The functional nursing model is a method that has been practiced by nurses for decades. It is supported by a hierarchical framework, with the most advanced, demanding jobs being handled by experienced, highly qualified nurses. Functional nursing is based on a team ethic and generates a list of processes that are carried out by various employees to ensure that patient care is delivered efficiently (Fowler, 2016). To free some time for highly skilled nurses, more junior nurses must monitor fundamental chores. When there are many patients and only a few professional nurses, functional nursing is the optimum practice. However, it is essential to understand that this model only works for short-term use, as it focuses on specific injuries, symptoms, or illnesses.
Meanwhile, nursing models are related to the Evidence-Based practice in order to make the most effective approach. Nurses can use evidence-based practice models to help them put research into practice. These models can help nurses take a more systematic approach to evidence-based practice, avoid partial adoption, and make better use of their time and resources. (Fowler, 2016). Additionally, Evidence-Based practice in collaboration with nursing models not only assists nurses in integrating reliable evidence into practice. They also ensure that EBP projects are fully implemented and that nurses’ time and healthcare resources are maximized.We'll create an entirely exclusive & plagiarism-free paper for $13.00 $11.05/page 569 certified experts on site View More

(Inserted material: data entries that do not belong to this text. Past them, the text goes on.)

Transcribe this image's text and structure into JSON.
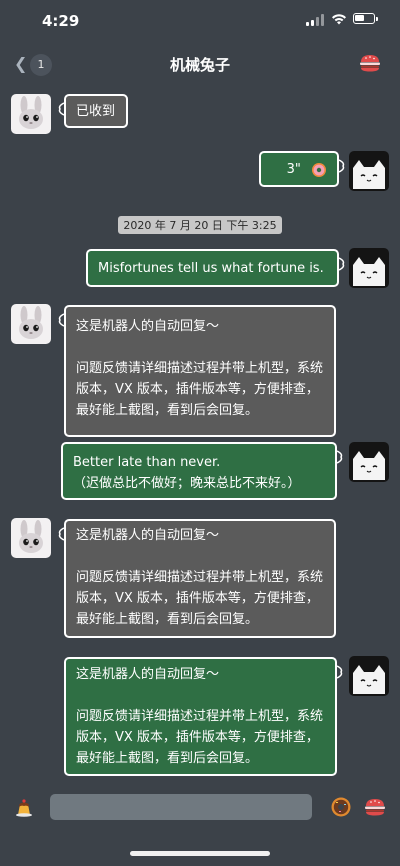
{
  "status_bar": {
    "time": "4:29",
    "battery_level": 0.55
  },
  "header": {
    "unread_count": "1",
    "title": "机械兔子"
  },
  "messages": [
    {
      "side": "left",
      "avatar": "rabbit-avatar",
      "style": "gray",
      "text": "已收到"
    },
    {
      "side": "right",
      "avatar": "cat-avatar",
      "style": "green",
      "text": "3\"",
      "extra_icon": "donut-icon"
    },
    {
      "type": "timestamp",
      "text": "2020 年 7 月 20 日 下午 3:25"
    },
    {
      "side": "right",
      "avatar": "cat-avatar",
      "style": "green",
      "text": "Misfortunes tell us what fortune is."
    },
    {
      "side": "left",
      "avatar": "rabbit-avatar",
      "style": "gray",
      "text": "这是机器人的自动回复～\n\n问题反馈请详细描述过程并带上机型，系统版本，VX 版本，插件版本等，方便排查，最好能上截图，看到后会回复。"
    },
    {
      "side": "right",
      "avatar": "cat-avatar",
      "style": "green",
      "text": "Better late than never.\n（迟做总比不做好；晚来总比不来好。）"
    },
    {
      "side": "left",
      "avatar": "rabbit-avatar",
      "style": "gray",
      "text": "这是机器人的自动回复～\n\n问题反馈请详细描述过程并带上机型，系统版本，VX 版本，插件版本等，方便排查，最好能上截图，看到后会回复。"
    },
    {
      "side": "right",
      "avatar": "cat-avatar",
      "style": "green",
      "text": "这是机器人的自动回复～\n\n问题反馈请详细描述过程并带上机型，系统版本，VX 版本，插件版本等，方便排查，最好能上截图，看到后会回复。"
    }
  ],
  "input_bar": {
    "placeholder": "",
    "left_icon": "pudding-icon",
    "right_icons": [
      "donut-icon",
      "burger-icon"
    ]
  },
  "colors": {
    "background": "#3c4249",
    "gray_bubble": "#5b5b5b",
    "green_bubble": "#2f6f44"
  }
}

Besides, the functional nursing model has several significant advantages that can create an environment of innovation and evidentiary dynamics. Firstly, since all responsibilities are distributed between workers, it allows most work to be accomplished in a short period of time; it also makes it possible for workers to gain skills faster because the task is repetitive. Secondly, nurse’s aides are trained to offer a certain level of care and could only perform the tasks that they were capable of, which increases the treatment efficiency. Finally, because fewer registered nurses are required, it is a cost-effective model.
Nursing informatics has had and will continue to have to change to meet the changing needs of the healthcare system in order to satisfy the demands of patients. Building the trust necessary to realize the potential benefits of electronic health information interchange requires ensuring the privacy and security of health information. One of the most effective types of information technology that can assist in managing and protecting data is The Electronic Health Record. EHR is a doctor and nurse documentation resource for patient care information. It is an important aspect of providing comprehensive patient care. For both nurses and consumers, electronic health records have numerous advantages, including improved service quality, increased convenience and efficiency, and access to financial incentives. (Gellert et al., 2017). EHR can be successfully used with the functional nursing model since every nurse is capable of using this resource, which makes the working process more convenient and advanced. Moreover, while using Electronic Health Record, nurses can be sure that patients’ health information is protected.
To summarize everything that has been provided so far, the functional nursing model is an effective way to organize work and provide an Evidence-Based practice. Besides, this method can be combined with the usage of The Electronic Health Record, which allows higher efficiency and development of the medical approach to patients. Overall, those systems provide better quality, convenience, and effectiveness of the treatment process for nurses as well as patients.
Gellert, G., Webster, S., Gillean, J., Melnick, E., & Kanzaria, H. (2017). Should US doctors embrace electronic health records? BMJ: British medical journal, 356.Receive an exclusive paper on any topic without plagiarism in only 3 hours View More
Fowler, M. (2016). Nursing’s code of ethics, social ethics, and social policy. The hastings center report, 46(5), S9-S12.